LOL, 😀 it's the Italian word for the herb, chervil. I did some of my seed shopping at the Italian Center in Edmonton and found a lot of interesting seeds that aren't as commonly found in other places. It's fun to experiment with some new varieties of plants every year. I'm trying a few Italian greens that we enjoyed eating on our trip there, and I'm going to give celeriac a try, too. Crossing my fingers they can handle our short growing season!
Thanks for clearing that up! I've asked for chervil here locally at garden centres and just get a blank stare. Great tip about the Italian Centre Shop...I adore that place! This herb is wonderful...chefs use it as a garnish all the time, so pretty. Summer savory is also not so well known but a Newfie friend uses it in all sorts of things so now I grow some for her too. Can we talk Lovage? NO one here seems to be aware of it either. I once made a cold soup in little verrines for my bookclub spring luncheon and served it with straws made from the stalks!! Talk about raised eyebrows.
One last question...what is that huge beautiful "bear" of a structure beside your greenhouse?

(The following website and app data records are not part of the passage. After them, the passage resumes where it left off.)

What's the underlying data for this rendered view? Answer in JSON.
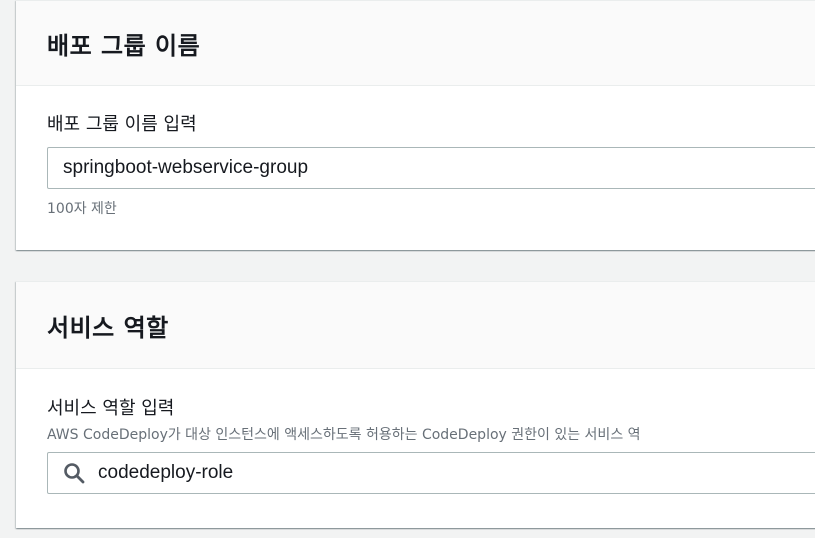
{
  "deployment_group": {
    "title": "배포 그룹 이름",
    "field_label": "배포 그룹 이름 입력",
    "value": "springboot-webservice-group",
    "constraint": "100자 제한"
  },
  "service_role": {
    "title": "서비스 역할",
    "field_label": "서비스 역할 입력",
    "description": "AWS CodeDeploy가 대상 인스턴스에 액세스하도록 허용하는 CodeDeploy 권한이 있는 서비스 역",
    "value": "codedeploy-role",
    "search_icon": "search-icon"
  }
}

How did you construct it and what is it made of? Intriguing.
It's an arbor made of treated wood posts and lattice, with a Sweet Autumn clematis growing over it - or rather - overtaking it! (We cemented the posts into the ground, then put 2"x2" rails across the top and lattice panels on the side.)
Its truly amazing!

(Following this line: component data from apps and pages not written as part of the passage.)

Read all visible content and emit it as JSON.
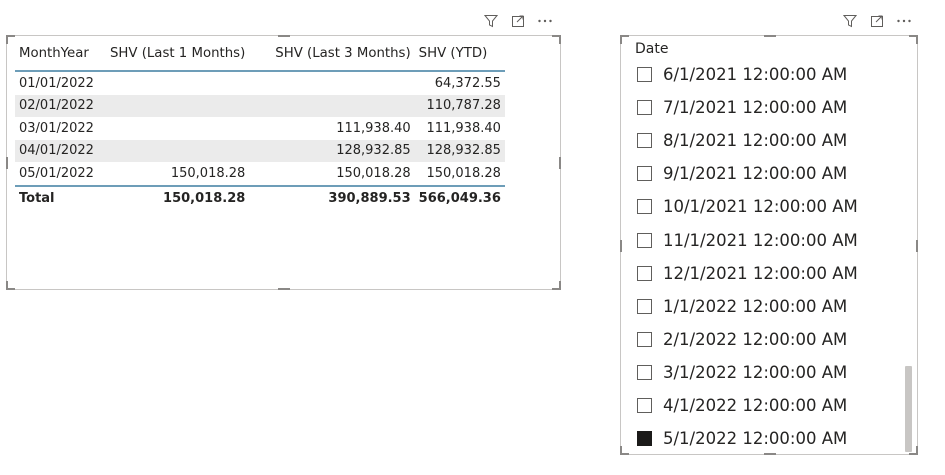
{
  "table_visual": {
    "columns": [
      "MonthYear",
      "SHV (Last 1 Months)",
      "SHV (Last 3 Months)",
      "SHV (YTD)"
    ],
    "rows": [
      [
        "01/01/2022",
        "",
        "",
        "64,372.55"
      ],
      [
        "02/01/2022",
        "",
        "",
        "110,787.28"
      ],
      [
        "03/01/2022",
        "",
        "111,938.40",
        "111,938.40"
      ],
      [
        "04/01/2022",
        "",
        "128,932.85",
        "128,932.85"
      ],
      [
        "05/01/2022",
        "150,018.28",
        "150,018.28",
        "150,018.28"
      ]
    ],
    "total": [
      "Total",
      "150,018.28",
      "390,889.53",
      "566,049.36"
    ],
    "header_icons": [
      "filter-icon",
      "focus-mode-icon",
      "more-options-icon"
    ]
  },
  "slicer_visual": {
    "title": "Date",
    "items": [
      {
        "label": "6/1/2021 12:00:00 AM",
        "checked": false
      },
      {
        "label": "7/1/2021 12:00:00 AM",
        "checked": false
      },
      {
        "label": "8/1/2021 12:00:00 AM",
        "checked": false
      },
      {
        "label": "9/1/2021 12:00:00 AM",
        "checked": false
      },
      {
        "label": "10/1/2021 12:00:00 AM",
        "checked": false
      },
      {
        "label": "11/1/2021 12:00:00 AM",
        "checked": false
      },
      {
        "label": "12/1/2021 12:00:00 AM",
        "checked": false
      },
      {
        "label": "1/1/2022 12:00:00 AM",
        "checked": false
      },
      {
        "label": "2/1/2022 12:00:00 AM",
        "checked": false
      },
      {
        "label": "3/1/2022 12:00:00 AM",
        "checked": false
      },
      {
        "label": "4/1/2022 12:00:00 AM",
        "checked": false
      },
      {
        "label": "5/1/2022 12:00:00 AM",
        "checked": true
      }
    ],
    "header_icons": [
      "filter-icon",
      "focus-mode-icon",
      "more-options-icon"
    ]
  },
  "colors": {
    "table_rule": "#6d9db8",
    "alt_row": "#ebebeb",
    "checked_fill": "#1b1a19"
  }
}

Thank you for your fantastic recipe. Will look forward to eating them.
Thanks so much for stopping by, Lenore. I hope you enjoy them as much as we do. It's made our summer deck meals so much easier - just takes a little thinking ahead to rest the batter, but such fun and good flavour for eating. I'm thinking the galettes would make good wraps, too! Happy summertime cooking to you!